This study aimed to investigate how mass layoffs impact surviving employees in organizations. More specifically, this study ascertained the relationships between mass layoffs and employee work behaviors. It was theorized that mass layoffs will be negatively related to employee performance and organizational citizenship behaviors (OCB) through its relationships with job insecurity and psychological contract breach. Moreover, it was expected that perceived manager support would buffer against the negative relations of contract breach with employee performance and OCB. A study among 615 employees in multiple Chilean organizations showed support for the hypotheses: job insecurity and psychological contract breach mediated the relationships between mass layoffs and employee performance and OCB. We also found moderating relationships of manager support, but the relations of breach with performance and OCB were particularly negative when manager support was high, indicating feelings of betrayal among high-support employees in response to contract breach. Moreover, the relation of contract breach with performance was positive for low-support employees, and non-significant for high-support employees.
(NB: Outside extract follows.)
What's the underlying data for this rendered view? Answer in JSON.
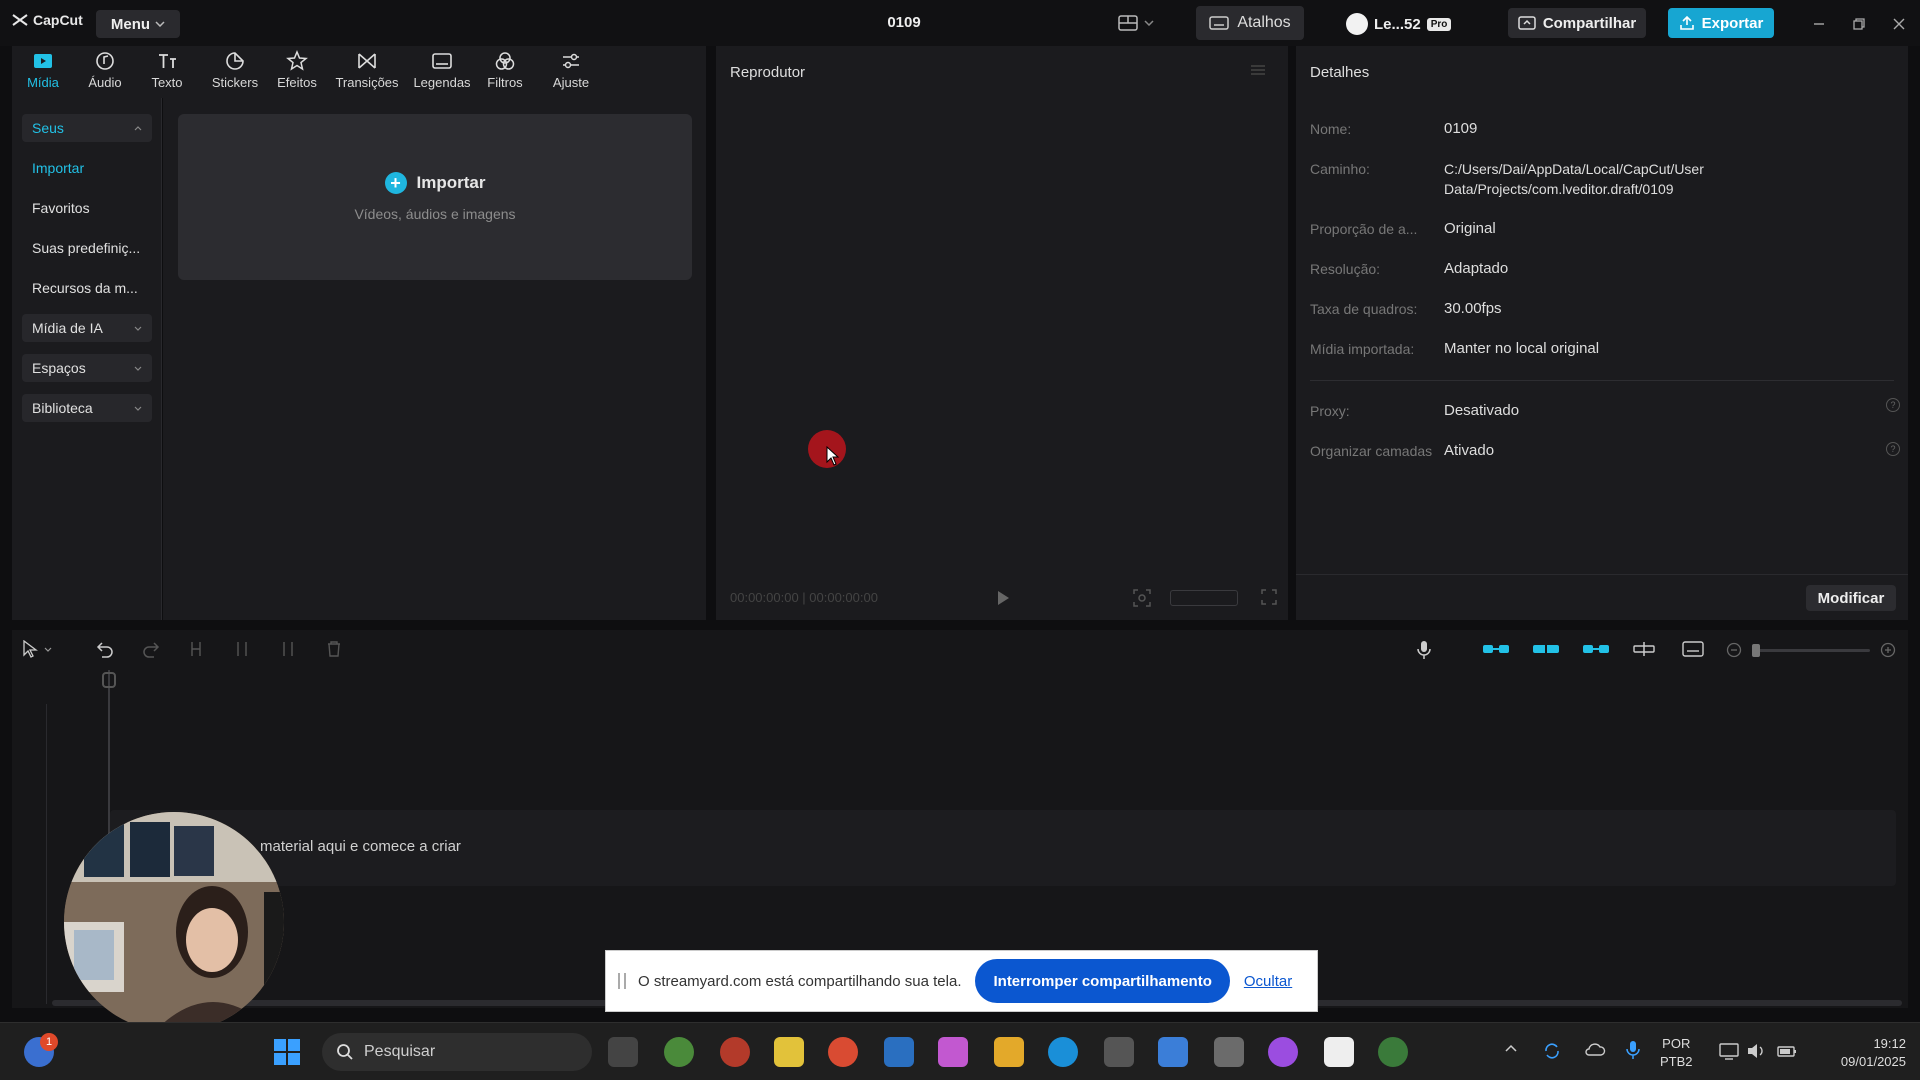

Our study advances understanding of the processes underlying how mass layoffs influence employee behavior in the workplace, through introducing the psychological contract as a way of understanding the relationships.
|Number of pages||24|
|Journal||International Journal of Human Resource Management|
|Publication status||Published - 2017|